Akshaya Tritiya, considered an auspicious day in the Hindu calendar, reminds one instantly of gold.
After conducting pujas, people queue up at jewellery stores in the belief that buying gold on this day brings good fortune. In contrast, there’s a section of the society that observes the day in contemplation and ending what’s called an year-long fast.
Surprised? It’s true nevertheless.
Some of the Shwetamber Jains in the city and across the country voluntarily go without food or rather with the barest minimum throughout the year walking in the footsteps of Lord Rishabdeva.
For them, Akshaya Tritiya is auspicious as Lord Rishabdeva is believed to have broken his yearlong fast on this p a r t i c u l a r day.
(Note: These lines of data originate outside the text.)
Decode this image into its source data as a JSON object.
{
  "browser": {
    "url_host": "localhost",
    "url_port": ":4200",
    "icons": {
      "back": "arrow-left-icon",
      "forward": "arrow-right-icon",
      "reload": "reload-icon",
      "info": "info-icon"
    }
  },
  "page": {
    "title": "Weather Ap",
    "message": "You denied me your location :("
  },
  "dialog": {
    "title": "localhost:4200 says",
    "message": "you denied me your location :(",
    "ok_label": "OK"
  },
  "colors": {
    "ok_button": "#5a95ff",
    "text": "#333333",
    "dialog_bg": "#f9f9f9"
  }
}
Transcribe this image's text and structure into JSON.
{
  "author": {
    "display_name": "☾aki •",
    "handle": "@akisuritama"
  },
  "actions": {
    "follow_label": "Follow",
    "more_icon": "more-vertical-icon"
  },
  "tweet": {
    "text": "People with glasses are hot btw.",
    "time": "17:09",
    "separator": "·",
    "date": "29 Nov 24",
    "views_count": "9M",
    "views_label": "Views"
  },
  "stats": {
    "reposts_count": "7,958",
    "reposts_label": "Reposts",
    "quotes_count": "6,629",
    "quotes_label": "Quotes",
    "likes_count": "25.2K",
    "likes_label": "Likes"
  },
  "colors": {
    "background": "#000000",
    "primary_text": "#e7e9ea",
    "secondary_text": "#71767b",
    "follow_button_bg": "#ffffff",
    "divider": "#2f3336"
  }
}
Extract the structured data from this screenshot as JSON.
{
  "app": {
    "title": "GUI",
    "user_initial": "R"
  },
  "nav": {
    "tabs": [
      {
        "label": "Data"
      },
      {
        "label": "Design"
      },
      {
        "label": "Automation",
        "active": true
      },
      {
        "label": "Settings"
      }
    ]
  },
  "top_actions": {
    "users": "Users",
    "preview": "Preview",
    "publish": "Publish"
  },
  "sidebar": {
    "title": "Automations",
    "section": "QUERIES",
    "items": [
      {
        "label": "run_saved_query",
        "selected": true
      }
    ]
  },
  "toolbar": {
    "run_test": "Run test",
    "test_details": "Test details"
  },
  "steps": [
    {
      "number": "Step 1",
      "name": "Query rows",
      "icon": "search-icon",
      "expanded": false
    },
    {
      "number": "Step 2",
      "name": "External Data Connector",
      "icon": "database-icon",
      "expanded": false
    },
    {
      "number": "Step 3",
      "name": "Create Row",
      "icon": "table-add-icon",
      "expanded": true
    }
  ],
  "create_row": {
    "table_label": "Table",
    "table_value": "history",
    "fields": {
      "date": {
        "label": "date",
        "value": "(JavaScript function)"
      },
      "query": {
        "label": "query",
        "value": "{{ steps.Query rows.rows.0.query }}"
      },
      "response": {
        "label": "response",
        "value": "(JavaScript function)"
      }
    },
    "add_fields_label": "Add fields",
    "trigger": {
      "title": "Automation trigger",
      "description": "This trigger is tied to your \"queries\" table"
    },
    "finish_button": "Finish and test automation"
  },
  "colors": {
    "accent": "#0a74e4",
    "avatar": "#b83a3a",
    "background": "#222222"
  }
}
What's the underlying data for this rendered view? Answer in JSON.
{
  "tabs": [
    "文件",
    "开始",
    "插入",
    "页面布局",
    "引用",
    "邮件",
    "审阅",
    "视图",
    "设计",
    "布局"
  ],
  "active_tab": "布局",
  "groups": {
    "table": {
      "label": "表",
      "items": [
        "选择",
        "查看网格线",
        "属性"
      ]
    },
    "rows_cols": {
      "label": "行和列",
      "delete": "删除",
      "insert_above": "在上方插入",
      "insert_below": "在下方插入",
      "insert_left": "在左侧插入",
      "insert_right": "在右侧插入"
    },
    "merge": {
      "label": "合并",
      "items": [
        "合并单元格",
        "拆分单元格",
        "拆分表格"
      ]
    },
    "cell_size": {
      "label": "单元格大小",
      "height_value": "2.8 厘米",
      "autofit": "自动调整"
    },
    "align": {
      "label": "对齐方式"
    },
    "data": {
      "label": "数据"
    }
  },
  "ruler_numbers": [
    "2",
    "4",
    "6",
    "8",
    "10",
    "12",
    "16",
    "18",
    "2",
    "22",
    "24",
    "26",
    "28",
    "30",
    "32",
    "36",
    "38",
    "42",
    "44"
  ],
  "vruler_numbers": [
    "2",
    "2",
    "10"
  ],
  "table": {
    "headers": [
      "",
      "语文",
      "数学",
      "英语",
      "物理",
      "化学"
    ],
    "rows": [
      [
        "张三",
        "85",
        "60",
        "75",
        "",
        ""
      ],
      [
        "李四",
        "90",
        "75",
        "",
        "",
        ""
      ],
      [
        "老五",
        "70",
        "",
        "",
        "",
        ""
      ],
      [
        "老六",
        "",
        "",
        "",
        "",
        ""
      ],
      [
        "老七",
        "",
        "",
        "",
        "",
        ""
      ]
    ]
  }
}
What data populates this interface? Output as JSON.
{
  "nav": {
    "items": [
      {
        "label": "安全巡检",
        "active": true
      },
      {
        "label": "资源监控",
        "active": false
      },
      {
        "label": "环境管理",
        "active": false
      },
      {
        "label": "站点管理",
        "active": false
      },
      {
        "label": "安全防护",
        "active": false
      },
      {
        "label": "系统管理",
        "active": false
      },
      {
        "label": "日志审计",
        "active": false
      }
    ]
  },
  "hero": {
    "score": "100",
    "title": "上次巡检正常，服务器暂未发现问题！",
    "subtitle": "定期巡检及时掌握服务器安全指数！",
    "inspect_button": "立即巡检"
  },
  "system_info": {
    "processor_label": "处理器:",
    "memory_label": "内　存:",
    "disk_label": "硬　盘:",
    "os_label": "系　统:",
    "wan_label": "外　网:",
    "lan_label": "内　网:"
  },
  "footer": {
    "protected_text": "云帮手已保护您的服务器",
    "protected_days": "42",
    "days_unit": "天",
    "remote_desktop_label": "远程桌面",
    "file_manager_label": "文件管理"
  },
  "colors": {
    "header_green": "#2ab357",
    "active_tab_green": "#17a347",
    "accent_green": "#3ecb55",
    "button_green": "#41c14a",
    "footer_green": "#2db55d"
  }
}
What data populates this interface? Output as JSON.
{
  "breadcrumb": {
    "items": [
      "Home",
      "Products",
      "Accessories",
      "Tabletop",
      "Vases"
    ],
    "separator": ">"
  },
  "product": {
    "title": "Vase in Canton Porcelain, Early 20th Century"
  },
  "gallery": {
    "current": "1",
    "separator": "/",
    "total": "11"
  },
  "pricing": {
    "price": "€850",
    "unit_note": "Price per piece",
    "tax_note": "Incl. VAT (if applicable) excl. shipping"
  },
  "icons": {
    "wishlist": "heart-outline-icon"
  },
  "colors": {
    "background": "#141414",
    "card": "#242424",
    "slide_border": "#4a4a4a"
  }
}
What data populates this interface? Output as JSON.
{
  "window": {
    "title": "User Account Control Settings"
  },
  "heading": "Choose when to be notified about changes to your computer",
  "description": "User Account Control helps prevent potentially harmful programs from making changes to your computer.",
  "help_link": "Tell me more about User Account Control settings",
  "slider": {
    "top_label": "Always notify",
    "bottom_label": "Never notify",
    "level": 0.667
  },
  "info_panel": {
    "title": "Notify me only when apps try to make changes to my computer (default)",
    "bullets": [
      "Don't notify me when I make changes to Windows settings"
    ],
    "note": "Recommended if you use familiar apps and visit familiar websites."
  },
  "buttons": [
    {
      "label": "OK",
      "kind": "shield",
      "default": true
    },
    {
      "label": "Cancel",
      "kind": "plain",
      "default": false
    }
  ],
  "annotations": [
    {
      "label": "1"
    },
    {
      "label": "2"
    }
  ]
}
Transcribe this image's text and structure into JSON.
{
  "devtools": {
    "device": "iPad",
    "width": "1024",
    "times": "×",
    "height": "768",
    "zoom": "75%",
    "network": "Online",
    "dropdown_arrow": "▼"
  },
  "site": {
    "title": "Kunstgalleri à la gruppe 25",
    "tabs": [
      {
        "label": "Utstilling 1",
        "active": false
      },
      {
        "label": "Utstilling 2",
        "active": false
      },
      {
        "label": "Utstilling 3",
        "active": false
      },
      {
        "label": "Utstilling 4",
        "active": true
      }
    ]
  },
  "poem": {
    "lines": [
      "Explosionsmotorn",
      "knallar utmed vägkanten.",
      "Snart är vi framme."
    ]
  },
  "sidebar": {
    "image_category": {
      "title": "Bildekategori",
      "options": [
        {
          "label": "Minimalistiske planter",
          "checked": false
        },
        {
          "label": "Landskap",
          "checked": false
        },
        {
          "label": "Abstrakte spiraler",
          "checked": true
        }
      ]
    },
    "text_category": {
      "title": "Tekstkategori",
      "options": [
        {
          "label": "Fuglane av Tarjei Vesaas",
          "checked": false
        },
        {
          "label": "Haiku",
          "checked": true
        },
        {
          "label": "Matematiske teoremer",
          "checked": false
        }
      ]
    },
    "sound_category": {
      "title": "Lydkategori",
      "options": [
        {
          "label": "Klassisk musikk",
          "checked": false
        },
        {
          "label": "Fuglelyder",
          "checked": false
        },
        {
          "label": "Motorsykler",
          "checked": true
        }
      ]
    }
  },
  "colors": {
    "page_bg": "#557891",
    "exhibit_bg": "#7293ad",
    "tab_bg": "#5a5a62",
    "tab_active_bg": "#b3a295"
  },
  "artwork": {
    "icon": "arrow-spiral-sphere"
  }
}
Hence, t h o s e among the Shwetambar Jains , who sustain themselves on water and a few morsels of food throughout the year as penance or austerity, break the fast with a cup of sugarcane juice on Akshaya Tritiya.
A b u s i - nessman in the city, Pankaj Shah, who had been fasting for a year, says, “it was a very good experience.
Now, I understand how difficult it was for Lord Rishabhdeva to stand without food and water for such a long time.” Most of the Shwetamber Jains go to Palitana, a holy place in Rajasthan, for their PARANA (breaking the fast).
For them, Akshaya Tritiya is not about hoarding gold but about renunciation and an occasion to take stock of their spiritual journey thus far.
For the youngsters too, it is a time to learn more about their religion.
Virti, a 17-year-old girl, says, “I feel more devoted and close to my religion after this year-long fast.
Now, I can proudly say I am a true Jain because I have been able to gain control over my senses and complete the fast.”